The U.S. has accused Russia of testing an anti-satellite weapon in space, just months after the country was also accused of spying on an American satellite in orbit.

In a statement yesterday, the U.S. Space Command said it “has evidence that Russia conducted a non-destructive test of a space-based anti-satellite weapon” on Wednesday, July 15.

General John Raymond, Commander of U.S. Space Command and Chief of Space Operations for the U.S. Space Force, said the test was “consistent with the Kremlin’s published military doctrine to employ weapons that hold U.S. and allied space assets at risk.”

The source of the test was supposedly the Cosmos 2543 satellite, which was launched on November 25, 2019. The event occurred when the satellite was near another Russian satellite, Cosmos 2535, but the projectile is not thought to have hit it or anything else in orbit.

“Russia released this object in proximity to another Russian satellite, which is similar to on-orbit activity conducted by Russia in 2017, and inconsistent with the system’s stated mission as an inspector satellite,” the statement said.

“[The] test is another example that the threats to U.S. and Allied space systems are real, serious and increasing.”

According to Jonathan McDowell from the Harvard-Smithsonian Center for Astrophysics on Twitter, the object appears to have been fired at 700 kilometers per hour, with no maneuvers following its deployment. “We don’t know how big the object is,” he noted. “But it’s a subsatellite of a subsatellite.”

Brian Weeden, a space policy analyst from the Secure World Foundation, noted on Twitter the speed suggested it was “a projectile being fired” rather than a satellite deployment. “That said, it’s also far from a conclusive weapons test. I’d put it in the worrisome category,” he added.

The satellite system involved in this incident was also accused of spying on the USA 245 satellite in February 2020. Cosmos 2542, which deployed the Cosmos 2543 satellite, was claimed to have adjusted its orbit to approach the U.S. government satellite, raising considerable alarm at the time.

“The classified USA 245 spacecraft belongs to the National Reconnaissance Office, and it is believed to carry a powerful Earth-facing telescope to take sharp, high-resolution photos for analysis by U.S. intelligence agencies,” said Spaceflight Now.

In April, Russia also launched an anti-satellite missile, known as the Nudol interceptor. The missile is supposedly designed to destroy satellites in low Earth orbit, although there are some question marks as to whether the system is actually operational yet or not.

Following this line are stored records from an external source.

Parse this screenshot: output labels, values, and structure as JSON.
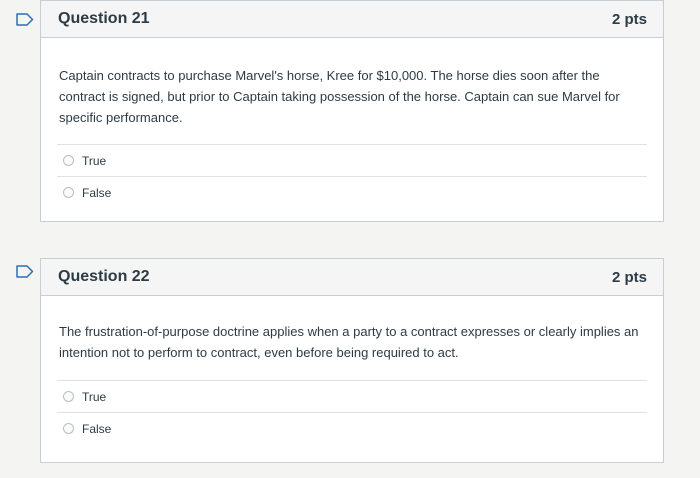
{
  "questions": [
    {
      "title": "Question 21",
      "points": "2 pts",
      "text": "Captain contracts to purchase Marvel's horse, Kree for $10,000. The horse dies soon after the contract is signed, but prior to Captain taking possession of the horse. Captain can sue Marvel for specific performance.",
      "answers": [
        "True",
        "False"
      ]
    },
    {
      "title": "Question 22",
      "points": "2 pts",
      "text": "The frustration-of-purpose doctrine applies when a party to a contract expresses or clearly implies an intention not to perform to contract, even before being required to act.",
      "answers": [
        "True",
        "False"
      ]
    }
  ],
  "colors": {
    "flag_stroke": "#2d6fb7",
    "border": "#c7cdd1",
    "header_bg": "#f5f5f5",
    "text": "#2d3b45"
  },
  "icons": {
    "flag": "flag-question-icon",
    "radio": "radio-unselected-icon"
  }
}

Regardless, this latest orbital incident will be cause for some concern, with fears of potential conflicts in orbit. “The United States, in coordination with our allies, is ready and committed to deterring aggression and defending the Nation, our allies and vital U.S. interests from hostile acts in space,” said Raymond.